The next work was Brahms’ “Quintet for Clarinet and String Quartet,” yet another classic. Luke Fleming, the artistic director of the Manhattan Chamber Players, gave a brief history of the piece noting that Brahms was so taken with Richard Mühlfeld’s clarinet performances, that Brahms, who was in a compositional slump at the time, was once again able to compose music. He began to focus on works for clarinet and strings. Fleming quipped that most great composers had only written chamber music for string quartets…until they heard a virtuoso clarinetist. The melodious sounds of the first movement were masterfully interlaced throughout the work by this very fine ensemble.
The final piece of the first segment was the fourth movement of Weber’s “Clarinet Quintet.” Weber, known as the father of romantic opera, like Brahms, befriended a magnificent clarinet virtuoso, Heinrich Baermann and, as they say, the rest is history. The main difference between Weber’s quintet and the above pieces is that the clarinet has center stage in Weber’s work with the quintet supplying the accompaniment rather than equal roles for each. Sunny was certainly up to the task, brilliantly taking the lead required by this piece, exhibiting the full range of her abilities.
All three pieces ended in a burst of spontaneous applause both, I believe, for the musicians’ virtuosic performances and the composers’ compositions.
The second half of the show focused on contemporary sounds, which were performed by the Manhattan Chamber Players and Lee, as well as two additional performers, bandoneonist JP Jofre and pianist Pablo Cafici.
Jofre composed the first piece “Tangodromo” with a definitive tango sound, while merging traditional classical instrumentation with a Latin beat. Although adding a piano to a clarinet may not be unusual, Jofre’s new and fresh music allowed the musicians an opportunity to showcase their varied talents in a piece that was “spicy” and full of Latin flavor. Kudos to all the artists for stepping out of what might be a classical musician’s comfort zone to help create a new and exciting piece of music.
The second piece, another example of musical synergy, was the first and second movements of JP’s “Double Concerto for Clarinet and Bandoneon.” Jofre and Lee stated that the work has an additional movement that they are currently writing. If the third movement is as good as the first and second, this piece is a short way from a classic. Marvelous work and a wonderful performance.
The evening ended with another work composed by Jofre, “Primavera.” The work showcased modern rhythm and sounds with classical undertones. A brilliant performance.
As an audience participant, I say, “Hat’s off to all for providing a wonderful, joyous evening of music.” If the opening night of “Classically Exposed: From Carnegie Hall to the Cell,” is an indication of the shows to come, last evening’s performance portends well for the series’ subscribers as well as those who can land a ticket.
All photos by Vera Maura

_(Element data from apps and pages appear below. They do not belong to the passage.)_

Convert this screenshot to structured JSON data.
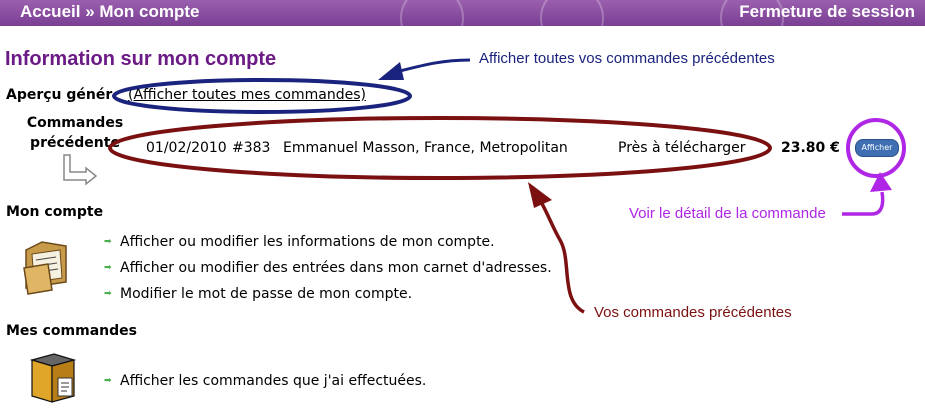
{
  "header": {
    "breadcrumb": "Accueil » Mon compte",
    "logoff": "Fermeture de session"
  },
  "page_title": "Information sur mon compte",
  "overview": {
    "heading": "Aperçu génér",
    "link": "(Afficher toutes mes commandes)",
    "previous_label_1": "Commandes",
    "previous_label_2": "précédente"
  },
  "order": {
    "date": "01/02/2010",
    "number": "#383",
    "customer": "Emmanuel Masson, France, Metropolitan",
    "status": "Près à télécharger",
    "total": "23.80 €",
    "button": "Afficher"
  },
  "account": {
    "heading": "Mon compte",
    "items": [
      "Afficher ou modifier les informations de mon compte.",
      "Afficher ou modifier des entrées dans mon carnet d'adresses.",
      "Modifier le mot de passe de mon compte."
    ]
  },
  "orders_section": {
    "heading": "Mes commandes",
    "items": [
      "Afficher les commandes que j'ai effectuées."
    ]
  },
  "annotations": {
    "show_all": "Afficher toutes vos commandes précédentes",
    "detail": "Voir le détail de la commande",
    "previous": "Vos commandes précédentes"
  },
  "colors": {
    "header": "#7a3f93",
    "title": "#6b1a86",
    "navy": "#1a237e",
    "maroon": "#7b1010",
    "violet": "#b026e6",
    "bullet": "#4caf50",
    "button": "#3f6fb2"
  }
}
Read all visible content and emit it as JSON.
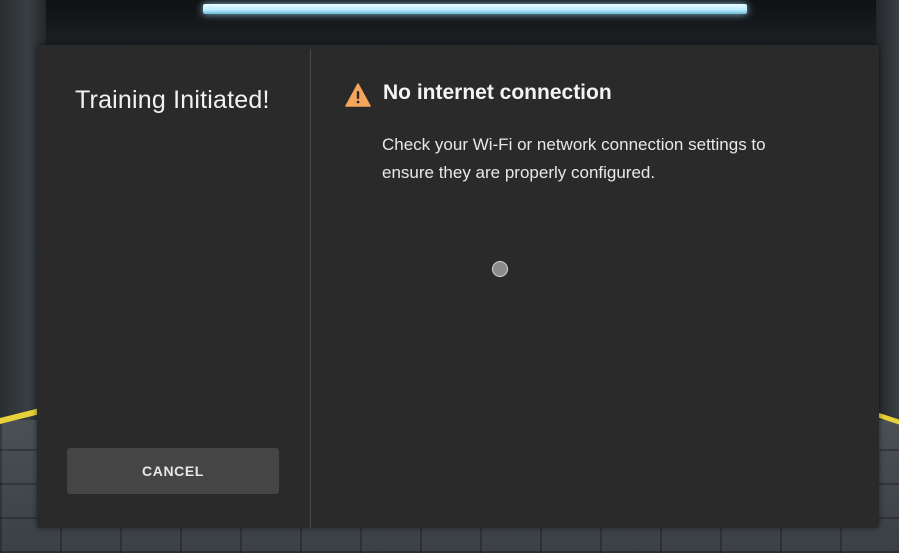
{
  "dialog": {
    "title": "Training Initiated!",
    "cancel_label": "CANCEL"
  },
  "error": {
    "icon": "warning-triangle-icon",
    "heading": "No internet connection",
    "message": "Check your Wi-Fi or network connection settings to ensure they are properly configured."
  },
  "colors": {
    "warning": "#f6a55b",
    "panel_bg": "#2a2a2a",
    "button_bg": "#454545"
  }
}
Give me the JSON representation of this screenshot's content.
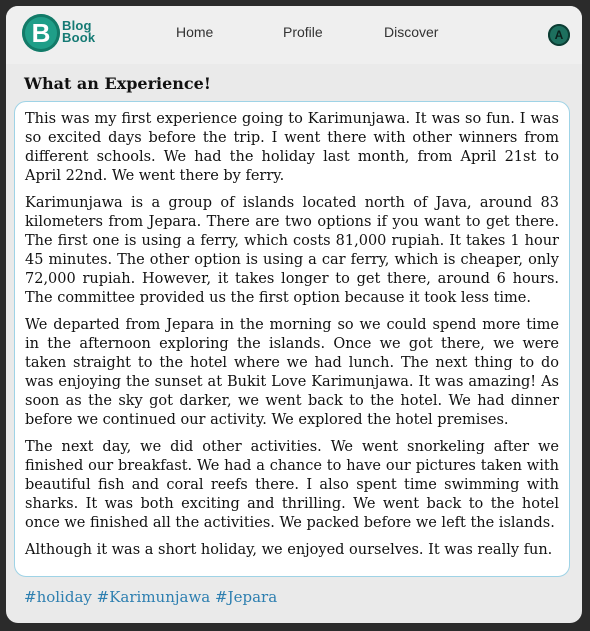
{
  "header": {
    "logo": {
      "mark": "B",
      "line1": "Blog",
      "line2": "Book"
    },
    "nav": {
      "home": "Home",
      "profile": "Profile",
      "discover": "Discover"
    },
    "avatar": "A"
  },
  "post": {
    "title": "What an Experience!",
    "paragraphs": [
      "This was my first experience going to Karimunjawa. It was so fun. I was so excited days before the trip. I went there with other winners from different schools. We had the holiday last month, from April 21st to April 22nd. We went there by ferry.",
      "Karimunjawa is a group of islands located north of Java, around 83 kilometers from Jepara. There are two options if you want to get there. The first one is using a ferry, which costs 81,000 rupiah. It takes 1 hour 45 minutes. The other option is using a car ferry, which is cheaper, only 72,000 rupiah. However, it takes longer to get there, around 6 hours. The committee provided us the first option because it took less time.",
      "We departed from Jepara in the morning so we could spend more time in the afternoon exploring the islands. Once we got there, we were taken straight to the hotel where we had lunch. The next thing to do was enjoying the sunset at Bukit Love Karimunjawa. It was amazing! As soon as the sky got darker, we went back to the hotel. We had dinner before we continued our activity. We explored the hotel premises.",
      "The next day, we did other activities. We went snorkeling after we finished our breakfast. We had a chance to have our pictures taken with beautiful fish and coral reefs there. I also spent time swimming with sharks. It was both exciting and thrilling. We went back to the hotel once we finished all the activities. We packed before we left the islands.",
      "Although it was a short holiday, we enjoyed ourselves. It was really fun."
    ],
    "hashtags": "#holiday #Karimunjawa #Jepara"
  },
  "colors": {
    "brand": "#1f9e88",
    "hashtag": "#2d7fb0",
    "post_border": "#9fd3e6"
  }
}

Looking forward to my talk “Transitions” at the Irish Business Organization of New York, this Tuesday morning, March 26, Fitzpatrick Manhattan Hotel in New York City.
How can you attend? Click Here.
Glad to see that the “Los Angeles Review of Books” has given a very favorable review of “The Writing Irish of New York.” (Click here to see the review) And I’m doubly pleased that I received a nice mention.
Why do I love New York? One of the reasons is I can go to Carnegie Hall two times in a week and hear world class violinist Anne Sophie Mutter and a few days later, a world class choral group, The Choral Scholars of University College Dublin.